Given records: Begin

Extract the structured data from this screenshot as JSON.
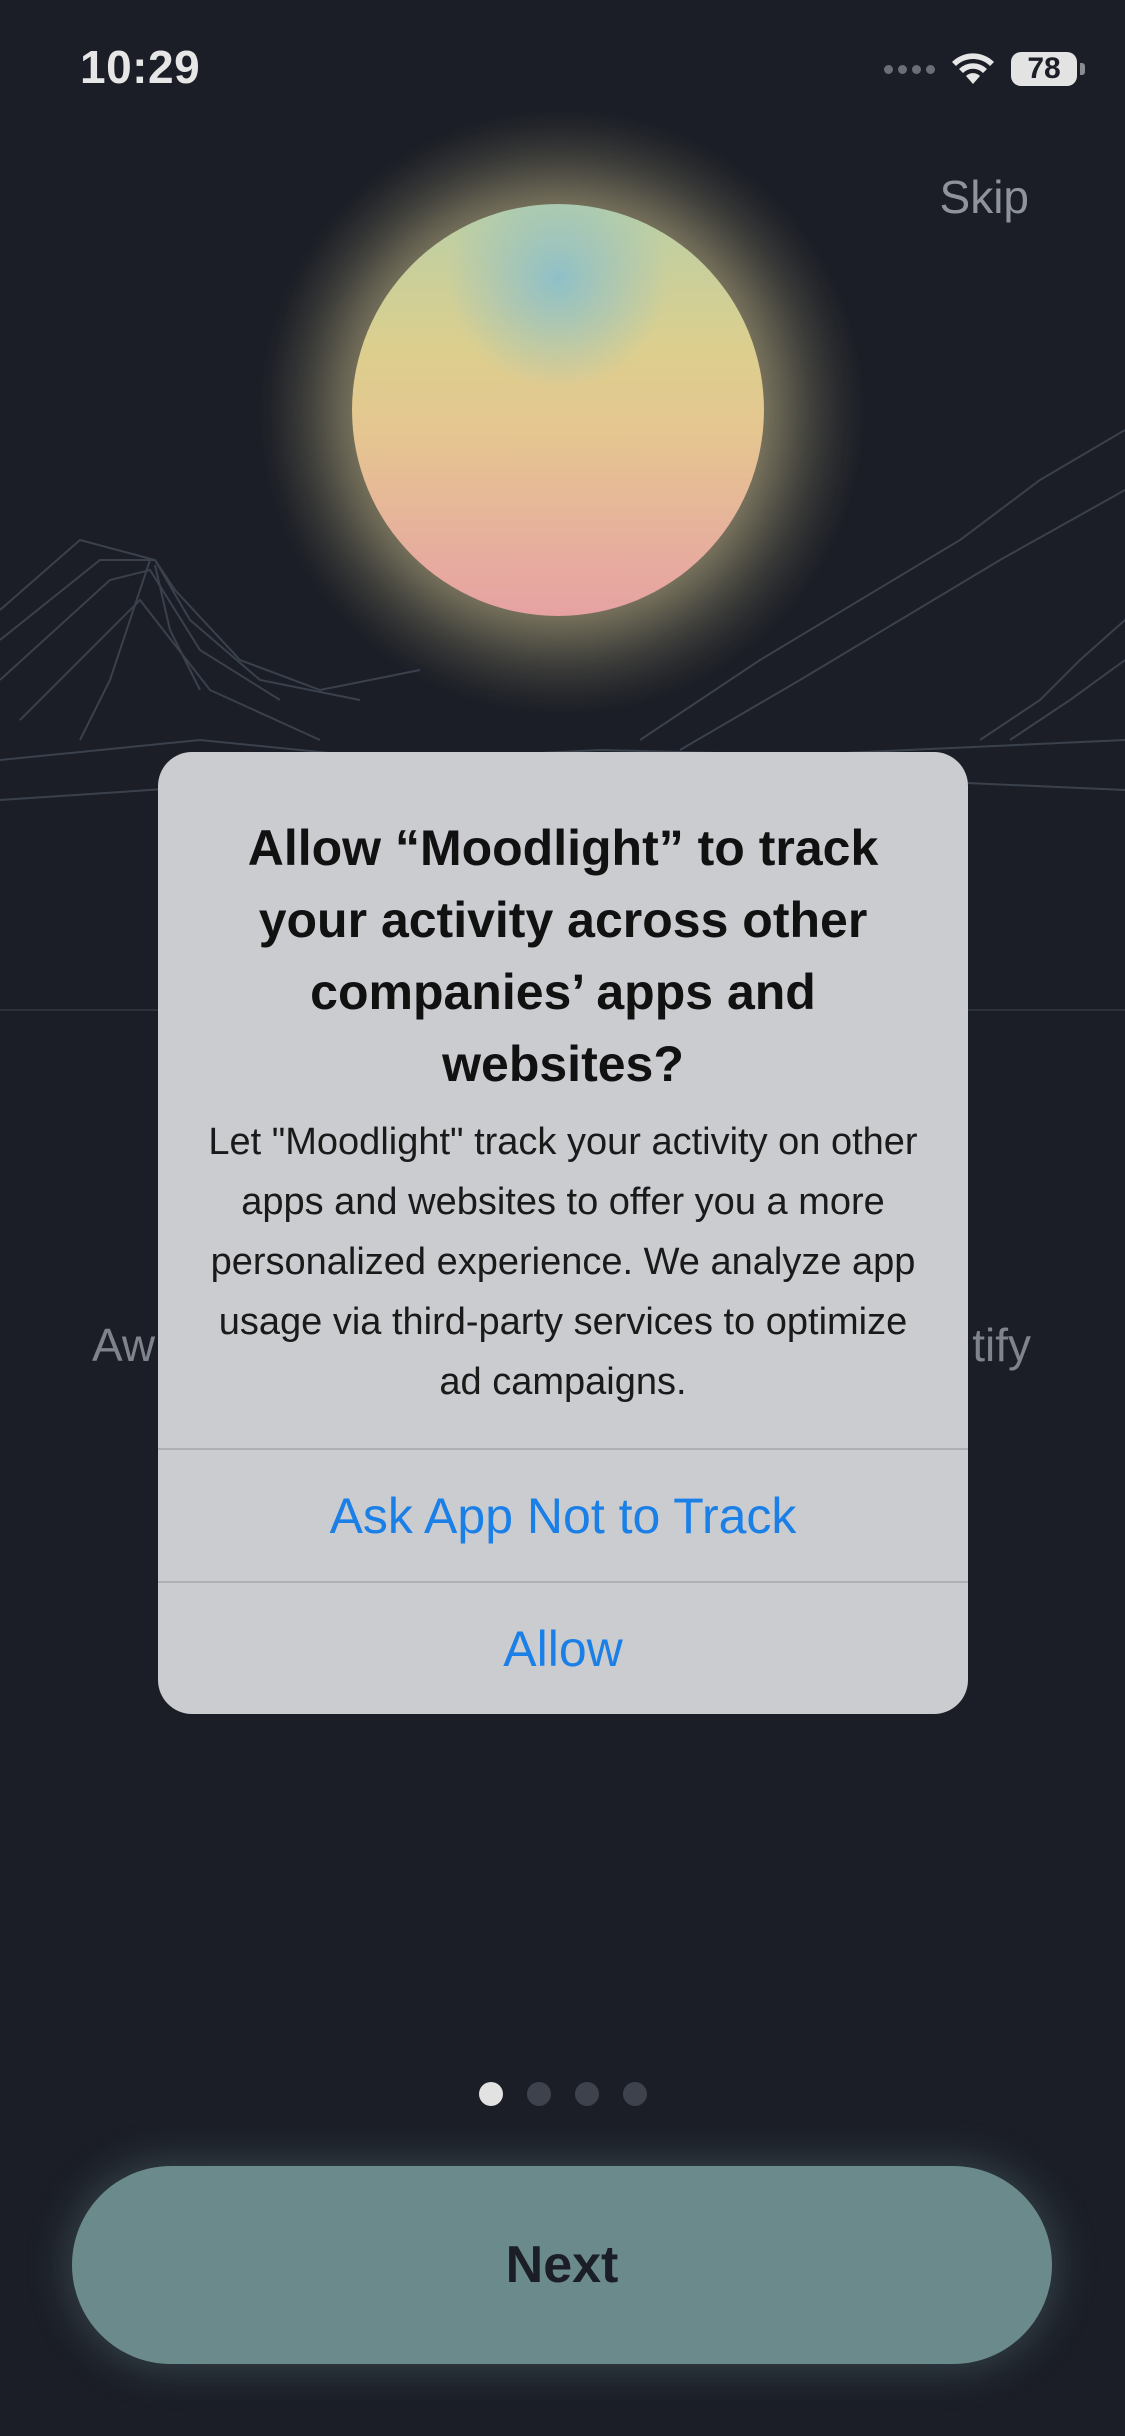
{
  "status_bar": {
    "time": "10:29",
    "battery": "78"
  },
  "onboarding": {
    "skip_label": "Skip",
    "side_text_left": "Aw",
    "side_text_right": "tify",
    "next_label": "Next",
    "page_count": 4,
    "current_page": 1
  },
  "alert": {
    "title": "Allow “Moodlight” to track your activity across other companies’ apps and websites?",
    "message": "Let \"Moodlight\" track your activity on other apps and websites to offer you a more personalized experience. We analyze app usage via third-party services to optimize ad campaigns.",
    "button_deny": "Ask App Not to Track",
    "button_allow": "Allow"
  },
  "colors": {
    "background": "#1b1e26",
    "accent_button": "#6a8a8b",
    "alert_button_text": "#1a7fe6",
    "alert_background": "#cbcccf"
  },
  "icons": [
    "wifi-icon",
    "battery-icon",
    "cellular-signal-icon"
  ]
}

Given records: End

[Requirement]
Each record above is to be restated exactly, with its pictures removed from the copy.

[Answer box]
Extract the structured data from this screenshot as JSON.
{
  "status_bar": {
    "time": "10:29",
    "battery": "78"
  },
  "onboarding": {
    "skip_label": "Skip",
    "side_text_left": "Aw",
    "side_text_right": "tify",
    "next_label": "Next",
    "page_count": 4,
    "current_page": 1
  },
  "alert": {
    "title": "Allow “Moodlight” to track your activity across other companies’ apps and websites?",
    "message": "Let \"Moodlight\" track your activity on other apps and websites to offer you a more personalized experience. We analyze app usage via third-party services to optimize ad campaigns.",
    "button_deny": "Ask App Not to Track",
    "button_allow": "Allow"
  },
  "colors": {
    "background": "#1b1e26",
    "accent_button": "#6a8a8b",
    "alert_button_text": "#1a7fe6",
    "alert_background": "#cbcccf"
  },
  "icons": [
    "wifi-icon",
    "battery-icon",
    "cellular-signal-icon"
  ]
}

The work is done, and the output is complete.